Greek efforts to localize heliotropic points led to varied interpretations of the Odyssey’s ‘Syrie’, ‘Ortygia’, and the turnings of the sun (15.404), especially Pytheas’ ‘Thoule’.
Ben Raynor, “Theorodokoi, Asylia, and the Cities of Macedonia”
Reception of theoroi and decrees of asylia, being harmless gestures, are not evidence of the cities’ independence of the king; these gestures proliferate with the growing involvement of the cities with the rest of the Greek world.
Vladimir Stolba, “Two Hellenistic Defixiones from West Crimea”
Two curse-tablets, published here, offer new onomastic data on the region, and a reference to civic guardians of orphans, such as are attested in other cities.

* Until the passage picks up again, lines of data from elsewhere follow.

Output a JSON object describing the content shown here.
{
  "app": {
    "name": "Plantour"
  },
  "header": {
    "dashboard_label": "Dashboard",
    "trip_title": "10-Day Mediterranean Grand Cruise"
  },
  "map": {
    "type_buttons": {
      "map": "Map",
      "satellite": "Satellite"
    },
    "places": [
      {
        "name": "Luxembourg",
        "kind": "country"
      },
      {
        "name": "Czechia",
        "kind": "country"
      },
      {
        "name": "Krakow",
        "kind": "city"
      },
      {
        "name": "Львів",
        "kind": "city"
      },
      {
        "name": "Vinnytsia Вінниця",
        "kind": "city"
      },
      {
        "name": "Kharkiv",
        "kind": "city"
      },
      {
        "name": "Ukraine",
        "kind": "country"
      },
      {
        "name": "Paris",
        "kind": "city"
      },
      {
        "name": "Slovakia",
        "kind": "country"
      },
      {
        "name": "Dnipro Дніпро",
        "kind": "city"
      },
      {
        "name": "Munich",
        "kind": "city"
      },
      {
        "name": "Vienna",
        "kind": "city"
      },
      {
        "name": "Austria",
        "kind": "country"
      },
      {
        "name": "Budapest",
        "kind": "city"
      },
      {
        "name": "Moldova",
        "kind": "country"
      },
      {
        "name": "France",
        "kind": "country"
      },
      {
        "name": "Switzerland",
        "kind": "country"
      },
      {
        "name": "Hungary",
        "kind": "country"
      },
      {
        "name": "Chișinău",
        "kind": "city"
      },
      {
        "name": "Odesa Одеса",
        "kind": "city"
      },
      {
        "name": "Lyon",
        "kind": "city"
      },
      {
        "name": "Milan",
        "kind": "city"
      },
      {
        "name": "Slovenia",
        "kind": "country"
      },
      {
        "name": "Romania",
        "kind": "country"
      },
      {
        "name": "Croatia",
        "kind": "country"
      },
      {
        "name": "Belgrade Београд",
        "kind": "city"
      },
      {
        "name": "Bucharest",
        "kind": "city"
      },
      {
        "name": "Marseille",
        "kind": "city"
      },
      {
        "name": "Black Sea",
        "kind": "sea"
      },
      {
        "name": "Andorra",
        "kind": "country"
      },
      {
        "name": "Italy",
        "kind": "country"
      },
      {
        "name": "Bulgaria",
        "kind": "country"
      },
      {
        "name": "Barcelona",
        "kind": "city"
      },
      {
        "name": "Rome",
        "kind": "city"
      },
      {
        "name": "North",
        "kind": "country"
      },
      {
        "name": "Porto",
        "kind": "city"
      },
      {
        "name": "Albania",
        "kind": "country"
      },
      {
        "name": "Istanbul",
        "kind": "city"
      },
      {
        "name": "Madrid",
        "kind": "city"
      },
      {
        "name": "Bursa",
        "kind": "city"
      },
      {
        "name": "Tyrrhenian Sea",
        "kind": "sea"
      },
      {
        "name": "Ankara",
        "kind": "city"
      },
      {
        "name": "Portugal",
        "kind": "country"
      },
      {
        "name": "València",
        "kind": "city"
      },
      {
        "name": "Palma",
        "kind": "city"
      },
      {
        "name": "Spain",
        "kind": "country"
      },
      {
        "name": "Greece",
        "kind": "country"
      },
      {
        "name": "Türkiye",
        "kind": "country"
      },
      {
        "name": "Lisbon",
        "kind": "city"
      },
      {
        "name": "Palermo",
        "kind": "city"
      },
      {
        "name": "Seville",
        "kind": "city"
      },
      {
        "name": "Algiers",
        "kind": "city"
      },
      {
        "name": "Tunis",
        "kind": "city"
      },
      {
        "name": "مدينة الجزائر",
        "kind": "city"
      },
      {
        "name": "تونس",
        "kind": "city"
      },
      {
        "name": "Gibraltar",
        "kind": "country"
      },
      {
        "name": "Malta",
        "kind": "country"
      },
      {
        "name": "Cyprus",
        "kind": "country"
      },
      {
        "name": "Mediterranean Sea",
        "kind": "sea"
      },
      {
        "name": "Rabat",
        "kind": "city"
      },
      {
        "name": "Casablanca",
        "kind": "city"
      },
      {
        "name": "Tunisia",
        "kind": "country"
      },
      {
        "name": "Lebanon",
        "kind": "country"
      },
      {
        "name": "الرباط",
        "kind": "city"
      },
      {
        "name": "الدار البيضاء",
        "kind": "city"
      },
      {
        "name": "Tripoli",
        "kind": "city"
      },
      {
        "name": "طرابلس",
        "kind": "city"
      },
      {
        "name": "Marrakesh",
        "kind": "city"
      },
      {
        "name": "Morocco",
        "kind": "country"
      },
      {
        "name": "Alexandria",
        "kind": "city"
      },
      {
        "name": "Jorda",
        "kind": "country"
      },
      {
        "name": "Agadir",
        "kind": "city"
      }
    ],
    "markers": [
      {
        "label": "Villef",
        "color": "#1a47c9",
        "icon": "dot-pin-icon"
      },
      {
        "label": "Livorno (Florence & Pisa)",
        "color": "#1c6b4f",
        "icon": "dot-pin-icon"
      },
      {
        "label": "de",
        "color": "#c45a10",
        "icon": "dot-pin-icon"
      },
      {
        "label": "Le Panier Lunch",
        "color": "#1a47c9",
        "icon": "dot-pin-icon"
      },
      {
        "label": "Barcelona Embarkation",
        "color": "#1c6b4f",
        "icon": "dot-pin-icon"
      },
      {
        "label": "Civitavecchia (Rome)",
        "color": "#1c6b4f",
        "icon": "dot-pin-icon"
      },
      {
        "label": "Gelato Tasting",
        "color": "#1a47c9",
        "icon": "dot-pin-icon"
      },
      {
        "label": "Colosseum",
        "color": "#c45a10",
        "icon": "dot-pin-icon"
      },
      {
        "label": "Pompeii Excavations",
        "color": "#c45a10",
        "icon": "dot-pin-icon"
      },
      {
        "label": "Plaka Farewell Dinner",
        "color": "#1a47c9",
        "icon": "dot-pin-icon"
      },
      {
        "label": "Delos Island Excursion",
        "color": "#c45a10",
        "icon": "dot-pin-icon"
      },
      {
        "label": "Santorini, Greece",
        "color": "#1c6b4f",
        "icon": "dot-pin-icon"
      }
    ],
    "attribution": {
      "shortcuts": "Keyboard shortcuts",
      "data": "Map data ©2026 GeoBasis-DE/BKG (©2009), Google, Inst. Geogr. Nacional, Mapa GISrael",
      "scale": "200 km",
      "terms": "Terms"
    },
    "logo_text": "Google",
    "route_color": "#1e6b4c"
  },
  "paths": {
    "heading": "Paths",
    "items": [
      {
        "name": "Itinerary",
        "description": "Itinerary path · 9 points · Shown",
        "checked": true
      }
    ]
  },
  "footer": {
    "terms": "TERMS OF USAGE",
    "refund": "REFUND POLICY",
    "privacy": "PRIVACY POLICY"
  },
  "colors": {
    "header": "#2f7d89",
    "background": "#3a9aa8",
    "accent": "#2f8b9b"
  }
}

Alan J. Ross, “Libanius the Historian? Praise and the Presentation of the Past in Or. 59”
Libanius’ panegyric for Constantius and Constans offers a sustained meditation on the proper role of historiography and its conventions in the practice of encomium.
Annalisa Paradiso, “Peleus and Acastus’ Wife between Nicolaus of Damascus and Aelian”
Conflicting accounts in the Suda concerning the wife of Acastus derive only in part from Nicolaus, while the rest probably can be attributed Aelian.
Annalisa Paradiso, “Leonidas at Sphacteria”
The Suda, in placing Leonidas at Sphacteria, depends on schol. Ar. Eq. 55a and reflects a confusion between Pylos and Pylae.
Alexander V. Maiorov, “Angelos in Halych: Did Alexios III Visit Roman Mstislavich?”
The movements of the emperor during the Fourth Crusade, traceable through Byzantine and western sources, probably included a mission to seek aid from the Galician ruler.
Marios Philippides, “Venice, Genoa, and John VIII Palaeologus’ Renovation of the Fortifications of Constantinople”
Chalcocondyles’ account of John’s conflict with the Genoese ca. 1434 is supplemented by a contemporary panegyric that shows the events to be part of a larger conflict between Genoa and Venice.